* **INSTRUCTIONS TO FOLLOW**
Each record below should be returned exactly, with its pictures left out.

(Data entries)
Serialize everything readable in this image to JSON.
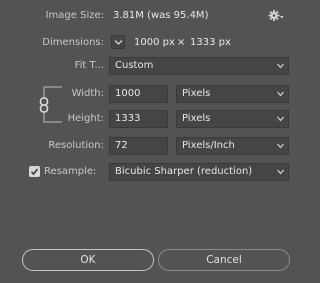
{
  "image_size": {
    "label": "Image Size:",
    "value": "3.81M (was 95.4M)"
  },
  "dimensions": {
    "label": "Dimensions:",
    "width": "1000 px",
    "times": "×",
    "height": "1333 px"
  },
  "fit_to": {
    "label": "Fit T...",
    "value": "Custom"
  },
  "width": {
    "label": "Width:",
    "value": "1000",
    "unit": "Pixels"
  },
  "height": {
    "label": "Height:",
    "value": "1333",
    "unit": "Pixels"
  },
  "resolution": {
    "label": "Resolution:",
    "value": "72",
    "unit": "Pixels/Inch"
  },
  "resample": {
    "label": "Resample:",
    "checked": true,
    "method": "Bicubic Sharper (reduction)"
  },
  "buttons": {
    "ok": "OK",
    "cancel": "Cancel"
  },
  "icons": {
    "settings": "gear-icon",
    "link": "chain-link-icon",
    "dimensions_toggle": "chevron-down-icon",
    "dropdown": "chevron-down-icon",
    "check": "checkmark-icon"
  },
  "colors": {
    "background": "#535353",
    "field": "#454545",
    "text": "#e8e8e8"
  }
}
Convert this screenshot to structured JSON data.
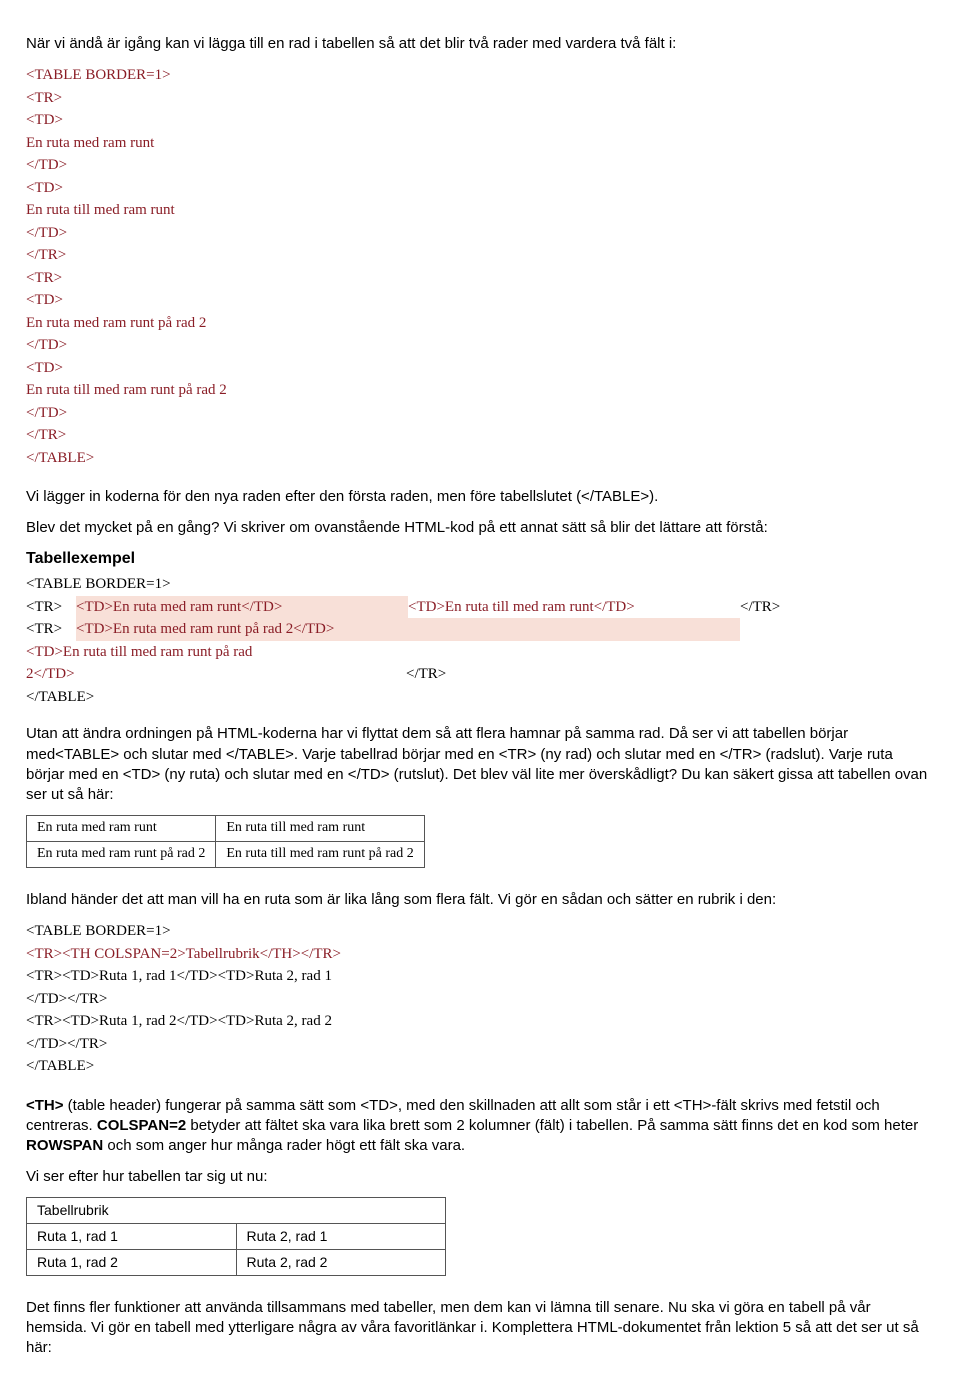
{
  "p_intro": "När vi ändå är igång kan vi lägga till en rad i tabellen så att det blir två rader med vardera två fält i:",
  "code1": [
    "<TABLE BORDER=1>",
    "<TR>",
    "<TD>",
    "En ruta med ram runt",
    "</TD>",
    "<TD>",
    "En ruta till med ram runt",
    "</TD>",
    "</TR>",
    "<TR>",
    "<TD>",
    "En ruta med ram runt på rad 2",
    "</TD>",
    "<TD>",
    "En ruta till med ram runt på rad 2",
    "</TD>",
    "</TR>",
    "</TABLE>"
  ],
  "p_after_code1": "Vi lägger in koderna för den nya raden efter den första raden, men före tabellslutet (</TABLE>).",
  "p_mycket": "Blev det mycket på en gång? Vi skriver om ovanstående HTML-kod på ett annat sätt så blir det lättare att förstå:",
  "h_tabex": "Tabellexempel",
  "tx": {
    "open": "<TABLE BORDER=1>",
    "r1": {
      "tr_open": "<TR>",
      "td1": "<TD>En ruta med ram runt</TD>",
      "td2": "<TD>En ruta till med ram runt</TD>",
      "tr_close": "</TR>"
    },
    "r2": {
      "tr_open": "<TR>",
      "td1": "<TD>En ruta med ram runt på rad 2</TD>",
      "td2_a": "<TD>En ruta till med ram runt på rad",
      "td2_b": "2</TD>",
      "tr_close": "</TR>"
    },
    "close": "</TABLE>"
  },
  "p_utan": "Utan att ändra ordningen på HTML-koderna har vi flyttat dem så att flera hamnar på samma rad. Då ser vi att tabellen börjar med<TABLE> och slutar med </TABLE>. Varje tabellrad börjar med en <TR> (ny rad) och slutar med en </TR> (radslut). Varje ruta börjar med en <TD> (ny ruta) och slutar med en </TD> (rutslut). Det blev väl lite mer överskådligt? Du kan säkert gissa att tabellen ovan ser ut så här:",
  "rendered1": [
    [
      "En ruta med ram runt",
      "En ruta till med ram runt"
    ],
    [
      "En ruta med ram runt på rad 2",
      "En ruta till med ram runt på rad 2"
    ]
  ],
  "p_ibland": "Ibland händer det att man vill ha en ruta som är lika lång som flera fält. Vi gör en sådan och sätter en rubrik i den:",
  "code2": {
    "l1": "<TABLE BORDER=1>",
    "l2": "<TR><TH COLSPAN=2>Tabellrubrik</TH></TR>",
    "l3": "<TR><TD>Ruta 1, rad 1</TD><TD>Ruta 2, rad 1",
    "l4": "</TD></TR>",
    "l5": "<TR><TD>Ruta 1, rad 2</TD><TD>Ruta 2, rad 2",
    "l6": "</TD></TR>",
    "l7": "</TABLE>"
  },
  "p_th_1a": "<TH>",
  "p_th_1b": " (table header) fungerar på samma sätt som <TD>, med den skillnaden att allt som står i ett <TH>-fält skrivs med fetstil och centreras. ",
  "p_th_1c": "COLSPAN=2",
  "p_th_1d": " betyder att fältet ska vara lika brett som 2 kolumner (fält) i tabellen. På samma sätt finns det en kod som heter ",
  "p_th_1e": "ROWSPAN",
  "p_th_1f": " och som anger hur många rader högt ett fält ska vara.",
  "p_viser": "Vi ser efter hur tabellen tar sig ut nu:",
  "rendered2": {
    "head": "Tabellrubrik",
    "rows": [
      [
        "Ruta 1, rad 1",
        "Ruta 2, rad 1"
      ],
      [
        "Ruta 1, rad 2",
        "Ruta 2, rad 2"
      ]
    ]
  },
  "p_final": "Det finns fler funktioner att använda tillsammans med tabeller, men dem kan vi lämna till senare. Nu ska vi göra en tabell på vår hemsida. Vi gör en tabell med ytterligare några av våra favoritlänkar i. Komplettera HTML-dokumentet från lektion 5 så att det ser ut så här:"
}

* **RESULT FOR THIS TASK**
Serialize everything readable in this image to JSON.
{
  "image_size": {
    "label": "Image Size:",
    "value": "3.81M (was 95.4M)"
  },
  "dimensions": {
    "label": "Dimensions:",
    "width": "1000 px",
    "times": "×",
    "height": "1333 px"
  },
  "fit_to": {
    "label": "Fit T...",
    "value": "Custom"
  },
  "width": {
    "label": "Width:",
    "value": "1000",
    "unit": "Pixels"
  },
  "height": {
    "label": "Height:",
    "value": "1333",
    "unit": "Pixels"
  },
  "resolution": {
    "label": "Resolution:",
    "value": "72",
    "unit": "Pixels/Inch"
  },
  "resample": {
    "label": "Resample:",
    "checked": true,
    "method": "Bicubic Sharper (reduction)"
  },
  "buttons": {
    "ok": "OK",
    "cancel": "Cancel"
  },
  "icons": {
    "settings": "gear-icon",
    "link": "chain-link-icon",
    "dimensions_toggle": "chevron-down-icon",
    "dropdown": "chevron-down-icon",
    "check": "checkmark-icon"
  },
  "colors": {
    "background": "#535353",
    "field": "#454545",
    "text": "#e8e8e8"
  }
}
Convert this screenshot to structured JSON data.
{
  "p_intro": "När vi ändå är igång kan vi lägga till en rad i tabellen så att det blir två rader med vardera två fält i:",
  "code1": [
    "<TABLE BORDER=1>",
    "<TR>",
    "<TD>",
    "En ruta med ram runt",
    "</TD>",
    "<TD>",
    "En ruta till med ram runt",
    "</TD>",
    "</TR>",
    "<TR>",
    "<TD>",
    "En ruta med ram runt på rad 2",
    "</TD>",
    "<TD>",
    "En ruta till med ram runt på rad 2",
    "</TD>",
    "</TR>",
    "</TABLE>"
  ],
  "p_after_code1": "Vi lägger in koderna för den nya raden efter den första raden, men före tabellslutet (</TABLE>).",
  "p_mycket": "Blev det mycket på en gång? Vi skriver om ovanstående HTML-kod på ett annat sätt så blir det lättare att förstå:",
  "h_tabex": "Tabellexempel",
  "tx": {
    "open": "<TABLE BORDER=1>",
    "r1": {
      "tr_open": "<TR>",
      "td1": "<TD>En ruta med ram runt</TD>",
      "td2": "<TD>En ruta till med ram runt</TD>",
      "tr_close": "</TR>"
    },
    "r2": {
      "tr_open": "<TR>",
      "td1": "<TD>En ruta med ram runt på rad 2</TD>",
      "td2_a": "<TD>En ruta till med ram runt på rad",
      "td2_b": "2</TD>",
      "tr_close": "</TR>"
    },
    "close": "</TABLE>"
  },
  "p_utan": "Utan att ändra ordningen på HTML-koderna har vi flyttat dem så att flera hamnar på samma rad. Då ser vi att tabellen börjar med<TABLE> och slutar med </TABLE>. Varje tabellrad börjar med en <TR> (ny rad) och slutar med en </TR> (radslut). Varje ruta börjar med en <TD> (ny ruta) och slutar med en </TD> (rutslut). Det blev väl lite mer överskådligt? Du kan säkert gissa att tabellen ovan ser ut så här:",
  "rendered1": [
    [
      "En ruta med ram runt",
      "En ruta till med ram runt"
    ],
    [
      "En ruta med ram runt på rad 2",
      "En ruta till med ram runt på rad 2"
    ]
  ],
  "p_ibland": "Ibland händer det att man vill ha en ruta som är lika lång som flera fält. Vi gör en sådan och sätter en rubrik i den:",
  "code2": {
    "l1": "<TABLE BORDER=1>",
    "l2": "<TR><TH COLSPAN=2>Tabellrubrik</TH></TR>",
    "l3": "<TR><TD>Ruta 1, rad 1</TD><TD>Ruta 2, rad 1",
    "l4": "</TD></TR>",
    "l5": "<TR><TD>Ruta 1, rad 2</TD><TD>Ruta 2, rad 2",
    "l6": "</TD></TR>",
    "l7": "</TABLE>"
  },
  "p_th_1a": "<TH>",
  "p_th_1b": " (table header) fungerar på samma sätt som <TD>, med den skillnaden att allt som står i ett <TH>-fält skrivs med fetstil och centreras. ",
  "p_th_1c": "COLSPAN=2",
  "p_th_1d": " betyder att fältet ska vara lika brett som 2 kolumner (fält) i tabellen. På samma sätt finns det en kod som heter ",
  "p_th_1e": "ROWSPAN",
  "p_th_1f": " och som anger hur många rader högt ett fält ska vara.",
  "p_viser": "Vi ser efter hur tabellen tar sig ut nu:",
  "rendered2": {
    "head": "Tabellrubrik",
    "rows": [
      [
        "Ruta 1, rad 1",
        "Ruta 2, rad 1"
      ],
      [
        "Ruta 1, rad 2",
        "Ruta 2, rad 2"
      ]
    ]
  },
  "p_final": "Det finns fler funktioner att använda tillsammans med tabeller, men dem kan vi lämna till senare. Nu ska vi göra en tabell på vår hemsida. Vi gör en tabell med ytterligare några av våra favoritlänkar i. Komplettera HTML-dokumentet från lektion 5 så att det ser ut så här:"
}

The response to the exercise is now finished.